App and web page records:
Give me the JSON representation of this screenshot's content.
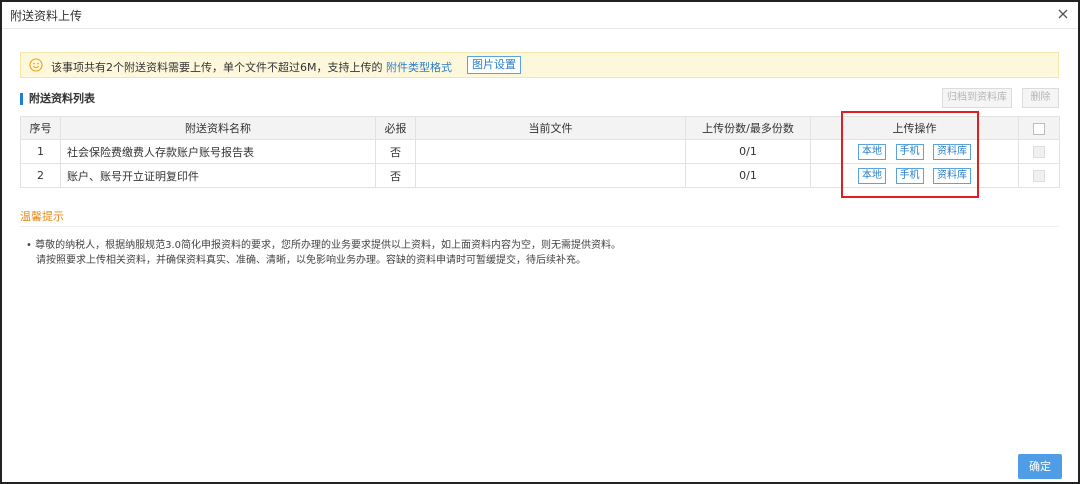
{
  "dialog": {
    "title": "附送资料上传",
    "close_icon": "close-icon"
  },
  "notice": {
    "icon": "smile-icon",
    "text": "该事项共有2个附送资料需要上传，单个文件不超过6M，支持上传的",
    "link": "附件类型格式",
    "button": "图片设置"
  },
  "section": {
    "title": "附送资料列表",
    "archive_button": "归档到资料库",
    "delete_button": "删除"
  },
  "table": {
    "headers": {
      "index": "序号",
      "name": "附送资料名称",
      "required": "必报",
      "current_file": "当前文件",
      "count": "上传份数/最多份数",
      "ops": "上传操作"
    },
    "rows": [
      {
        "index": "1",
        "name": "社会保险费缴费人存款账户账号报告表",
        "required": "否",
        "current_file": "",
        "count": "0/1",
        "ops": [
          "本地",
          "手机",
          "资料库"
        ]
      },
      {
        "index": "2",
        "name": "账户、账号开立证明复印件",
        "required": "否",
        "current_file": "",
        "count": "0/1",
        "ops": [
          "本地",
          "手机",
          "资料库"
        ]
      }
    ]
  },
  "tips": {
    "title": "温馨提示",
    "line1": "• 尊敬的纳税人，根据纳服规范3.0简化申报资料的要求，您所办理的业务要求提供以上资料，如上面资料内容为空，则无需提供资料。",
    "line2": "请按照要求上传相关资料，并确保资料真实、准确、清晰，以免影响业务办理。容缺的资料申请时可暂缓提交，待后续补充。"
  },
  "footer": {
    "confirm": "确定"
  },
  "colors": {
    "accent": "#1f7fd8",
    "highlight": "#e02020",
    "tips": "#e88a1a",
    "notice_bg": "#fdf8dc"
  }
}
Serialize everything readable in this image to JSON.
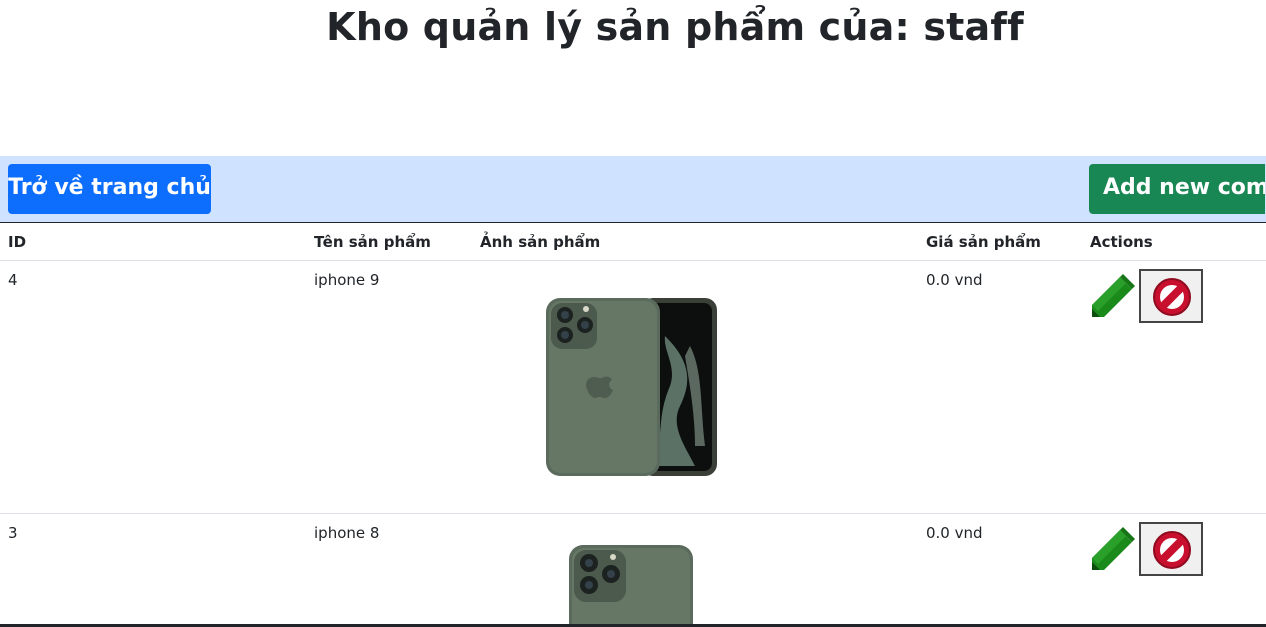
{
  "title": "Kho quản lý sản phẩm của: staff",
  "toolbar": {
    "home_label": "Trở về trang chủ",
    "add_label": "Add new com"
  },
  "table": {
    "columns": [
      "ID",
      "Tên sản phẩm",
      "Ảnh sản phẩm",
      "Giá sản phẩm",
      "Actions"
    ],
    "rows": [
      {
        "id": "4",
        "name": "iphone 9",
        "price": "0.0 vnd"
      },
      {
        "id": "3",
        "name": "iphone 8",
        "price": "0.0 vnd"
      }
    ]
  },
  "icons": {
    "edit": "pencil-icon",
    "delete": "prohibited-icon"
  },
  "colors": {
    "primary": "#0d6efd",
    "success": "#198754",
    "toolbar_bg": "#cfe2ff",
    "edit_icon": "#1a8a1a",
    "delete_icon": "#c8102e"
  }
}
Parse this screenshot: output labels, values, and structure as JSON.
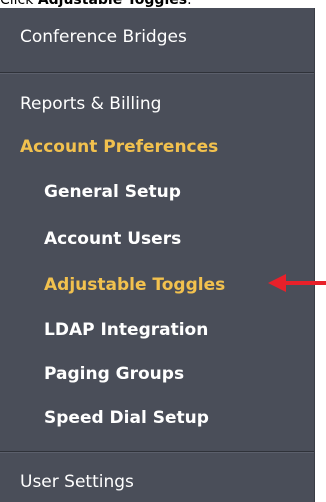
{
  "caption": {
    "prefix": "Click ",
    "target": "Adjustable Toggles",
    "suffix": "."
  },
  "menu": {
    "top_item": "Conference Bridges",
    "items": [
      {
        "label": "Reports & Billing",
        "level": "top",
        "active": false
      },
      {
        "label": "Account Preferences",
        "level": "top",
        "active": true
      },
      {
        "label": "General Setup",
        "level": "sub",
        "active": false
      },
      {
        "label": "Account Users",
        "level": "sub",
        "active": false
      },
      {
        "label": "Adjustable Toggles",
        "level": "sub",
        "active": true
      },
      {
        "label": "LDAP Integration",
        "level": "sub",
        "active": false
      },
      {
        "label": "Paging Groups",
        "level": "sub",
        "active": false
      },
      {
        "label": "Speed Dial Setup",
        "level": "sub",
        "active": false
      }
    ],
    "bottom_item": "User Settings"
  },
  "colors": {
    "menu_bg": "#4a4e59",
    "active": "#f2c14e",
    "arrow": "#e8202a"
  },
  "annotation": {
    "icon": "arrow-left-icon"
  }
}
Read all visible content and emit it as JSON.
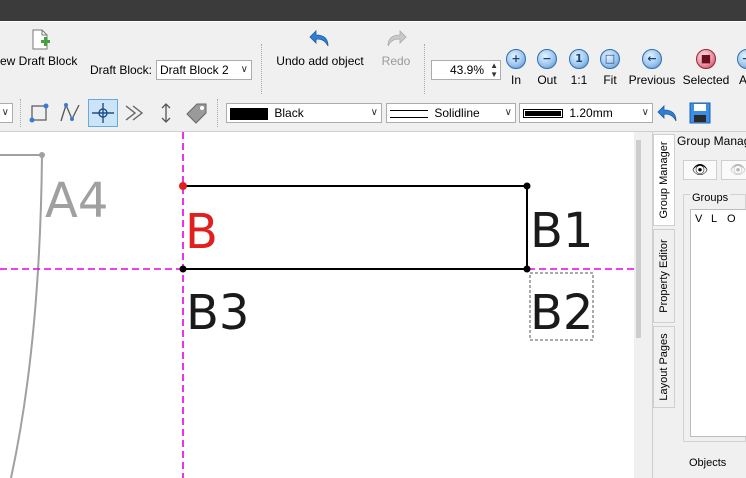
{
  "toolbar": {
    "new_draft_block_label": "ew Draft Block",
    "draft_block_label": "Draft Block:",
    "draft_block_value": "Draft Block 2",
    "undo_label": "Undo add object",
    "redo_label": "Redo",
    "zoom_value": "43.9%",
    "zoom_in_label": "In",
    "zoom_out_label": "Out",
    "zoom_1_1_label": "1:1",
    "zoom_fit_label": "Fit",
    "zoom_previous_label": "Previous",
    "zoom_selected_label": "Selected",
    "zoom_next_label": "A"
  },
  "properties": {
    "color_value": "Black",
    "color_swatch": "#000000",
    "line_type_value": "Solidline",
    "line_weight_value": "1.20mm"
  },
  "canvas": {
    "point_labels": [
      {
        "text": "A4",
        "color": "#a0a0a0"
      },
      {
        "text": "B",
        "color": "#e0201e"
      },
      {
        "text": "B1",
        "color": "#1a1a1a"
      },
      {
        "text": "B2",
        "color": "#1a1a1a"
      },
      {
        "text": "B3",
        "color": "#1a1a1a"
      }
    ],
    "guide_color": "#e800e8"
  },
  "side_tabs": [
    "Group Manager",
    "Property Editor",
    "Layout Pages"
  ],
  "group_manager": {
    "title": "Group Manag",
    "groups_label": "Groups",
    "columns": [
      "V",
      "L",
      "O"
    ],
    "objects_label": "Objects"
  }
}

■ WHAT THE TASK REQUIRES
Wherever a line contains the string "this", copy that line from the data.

■ RESPONSE
Give me the JSON representation of this screenshot's content.
Serialize everything readable in this image to JSON.
Parse this screenshot: output labels, values, and structure as JSON.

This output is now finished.